George Thompson fought bravely in the Second World War but died with no close family members and few surviving friends.
The Star joined calls earlier this week from the Royal Air Force Association to give George, 96, of Woodseats, a fitting send-off.
The appeal quickly gathered momentum and the invitation went viral.
And yesterday as many as 300 wellwishers from around the globe gathered at Hutcliffe Wood Crematorium to bid a fond farewell to George.
Wally Walsh, from Australia, said: “We had come over from Australia on holiday and were staying in Berkshire. But we saw the appeal for people to come, and my wife and I decided we would make the trip to pay our respects.
“It’s a fabulous to see so many people gathered.”
Before the service John Bullivant, from Beauchief, and Denis Williams, from Woodseats, paid tribute to the friend they worked with at Laycock’s Engineering Works.
John said: “He was a very loyal man, a good man. He was an intelligent man and you couldn’t ever take him away from his purpose.
“The turnout is unbelievable. I wouldn’t have believed this many people would come.”
Little Christopher Brown was among the youngest who lined the drive up to the crematorium. The 15-month-old from Halifax was there with his ex-serviceman dad Colin and mum Sarah Noke.
Sarah said: “We saw the appeal on Facebook. Colin was in the engineers, and this was one of the closest funerals of ex-servicemen, so we thought we’d attend.”
As the coffin was brought up to the chapel, servicemen, led by the sound of bagpipes, saluted the hero.
The coffin was then taken inside and the congregation – servicemen, war veterans and members of the emergency services - packed into the pews.
The chapel was so full that many people listened to the service outside on speakers.
He was a ‘quiet, methodical man’ - who would have been ‘overwhelmed’ by the attention his funeral attracted. That was the verdict of amazed friends of war hero George Thompson - whose final farewell was transformed from a modest service into a sensational send-off with mourners from across the land.
Civil celebrant David Hayes read aloud the poem High Flight, by John Magee, before recalling the close love between George and his wife Millie, who died in 2004 after 56 years of marriage. He said George had passed his ‘last test’ and was now in heaven, with his wife and friends.
One of George’s only remaining friends, Joan Hunter, made a brief speech to thank attendees.
She told the assembled mourners: “I am pleased you are all here, and I would like to thank all of you individually – I am overwhelmed.”
Following the service, she told The Star: “I want to thank everyone personally, but there are so many.

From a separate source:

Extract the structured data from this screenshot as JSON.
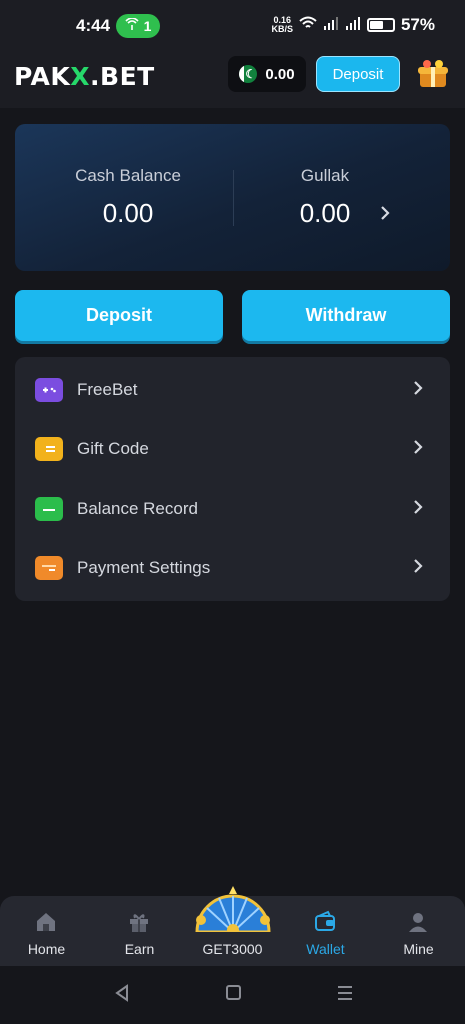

I even had an email from China from someone sending their best wishes.
“George would have been overwhelmed.”
Keith Wilson, who lived near George on Ashbury Drive, Norton, and is a distant relative of Millie, said: “He would have been laughing his socks off at this, and Millie too.
“It’s overwhelming for everyone concerned.
“We heard about the funeral on Facebook, and by the time we found out it had already gathered momentum, so we thought there would be a good turnout.”